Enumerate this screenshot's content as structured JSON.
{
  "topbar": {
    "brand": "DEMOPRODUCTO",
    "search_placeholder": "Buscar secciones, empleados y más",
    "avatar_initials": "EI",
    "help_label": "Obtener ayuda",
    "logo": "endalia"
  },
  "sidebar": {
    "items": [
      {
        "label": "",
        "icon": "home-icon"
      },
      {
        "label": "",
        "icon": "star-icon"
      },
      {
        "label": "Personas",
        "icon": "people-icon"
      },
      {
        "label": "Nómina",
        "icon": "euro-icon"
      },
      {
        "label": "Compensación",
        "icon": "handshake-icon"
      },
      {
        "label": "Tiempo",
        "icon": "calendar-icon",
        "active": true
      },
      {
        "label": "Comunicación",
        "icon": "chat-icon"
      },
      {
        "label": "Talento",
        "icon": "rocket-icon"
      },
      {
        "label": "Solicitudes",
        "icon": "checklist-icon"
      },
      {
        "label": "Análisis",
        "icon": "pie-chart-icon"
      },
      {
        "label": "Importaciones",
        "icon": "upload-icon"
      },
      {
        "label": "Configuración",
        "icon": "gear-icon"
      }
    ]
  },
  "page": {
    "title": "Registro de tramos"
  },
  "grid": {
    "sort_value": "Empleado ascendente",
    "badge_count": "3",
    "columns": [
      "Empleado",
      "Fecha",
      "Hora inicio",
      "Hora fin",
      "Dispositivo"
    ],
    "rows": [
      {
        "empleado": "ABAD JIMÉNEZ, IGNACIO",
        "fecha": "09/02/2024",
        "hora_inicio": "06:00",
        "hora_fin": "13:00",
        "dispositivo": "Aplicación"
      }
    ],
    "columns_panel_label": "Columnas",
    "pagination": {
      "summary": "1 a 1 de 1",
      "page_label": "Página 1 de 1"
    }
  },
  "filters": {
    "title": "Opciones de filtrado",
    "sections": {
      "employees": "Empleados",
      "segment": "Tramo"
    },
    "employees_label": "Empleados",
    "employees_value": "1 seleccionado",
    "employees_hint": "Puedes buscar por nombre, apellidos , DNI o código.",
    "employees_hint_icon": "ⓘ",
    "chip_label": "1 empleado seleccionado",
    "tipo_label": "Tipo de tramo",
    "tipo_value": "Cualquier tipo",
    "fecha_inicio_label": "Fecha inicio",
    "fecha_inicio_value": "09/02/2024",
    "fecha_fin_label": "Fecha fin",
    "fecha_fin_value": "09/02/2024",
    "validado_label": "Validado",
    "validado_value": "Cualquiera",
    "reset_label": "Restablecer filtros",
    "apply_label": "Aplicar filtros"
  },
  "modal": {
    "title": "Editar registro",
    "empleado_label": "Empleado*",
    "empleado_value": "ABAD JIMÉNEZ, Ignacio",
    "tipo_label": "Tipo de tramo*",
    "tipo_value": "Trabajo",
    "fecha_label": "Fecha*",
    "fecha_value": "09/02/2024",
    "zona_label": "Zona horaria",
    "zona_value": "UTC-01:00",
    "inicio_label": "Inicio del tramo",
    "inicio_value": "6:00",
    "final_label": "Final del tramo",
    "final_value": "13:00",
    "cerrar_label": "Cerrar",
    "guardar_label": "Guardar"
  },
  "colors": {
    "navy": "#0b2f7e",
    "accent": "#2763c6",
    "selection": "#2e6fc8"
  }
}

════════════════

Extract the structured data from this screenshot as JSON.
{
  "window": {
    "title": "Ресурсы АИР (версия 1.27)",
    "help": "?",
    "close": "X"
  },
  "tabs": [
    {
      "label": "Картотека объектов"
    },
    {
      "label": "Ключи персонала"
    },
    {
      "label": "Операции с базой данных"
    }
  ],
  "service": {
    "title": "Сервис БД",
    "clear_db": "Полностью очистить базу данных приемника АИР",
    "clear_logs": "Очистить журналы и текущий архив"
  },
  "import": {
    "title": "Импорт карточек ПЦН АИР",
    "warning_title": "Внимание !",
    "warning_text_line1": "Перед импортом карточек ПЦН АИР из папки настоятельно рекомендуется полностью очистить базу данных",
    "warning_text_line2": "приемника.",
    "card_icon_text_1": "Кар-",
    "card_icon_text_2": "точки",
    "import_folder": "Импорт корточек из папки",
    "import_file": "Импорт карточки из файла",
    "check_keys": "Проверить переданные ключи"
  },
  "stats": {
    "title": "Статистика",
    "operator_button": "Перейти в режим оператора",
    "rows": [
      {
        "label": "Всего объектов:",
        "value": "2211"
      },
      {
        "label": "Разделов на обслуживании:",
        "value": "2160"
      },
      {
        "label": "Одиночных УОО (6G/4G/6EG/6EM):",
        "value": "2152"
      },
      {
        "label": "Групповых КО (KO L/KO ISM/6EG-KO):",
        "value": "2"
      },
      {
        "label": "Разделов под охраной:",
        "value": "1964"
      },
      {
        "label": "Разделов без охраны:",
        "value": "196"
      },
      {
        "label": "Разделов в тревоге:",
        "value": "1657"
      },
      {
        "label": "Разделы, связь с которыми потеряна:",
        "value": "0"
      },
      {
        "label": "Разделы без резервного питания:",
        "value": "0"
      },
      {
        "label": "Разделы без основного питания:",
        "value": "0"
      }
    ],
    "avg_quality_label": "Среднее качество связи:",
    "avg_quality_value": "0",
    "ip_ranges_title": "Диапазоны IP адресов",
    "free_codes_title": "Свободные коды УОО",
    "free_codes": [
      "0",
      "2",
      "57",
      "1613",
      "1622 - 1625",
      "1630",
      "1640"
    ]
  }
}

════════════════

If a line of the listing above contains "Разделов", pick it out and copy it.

        "label": "Разделов на обслуживании:",
        "label": "Разделов под охраной:",
        "label": "Разделов без охраны:",
        "label": "Разделов в тревоге:",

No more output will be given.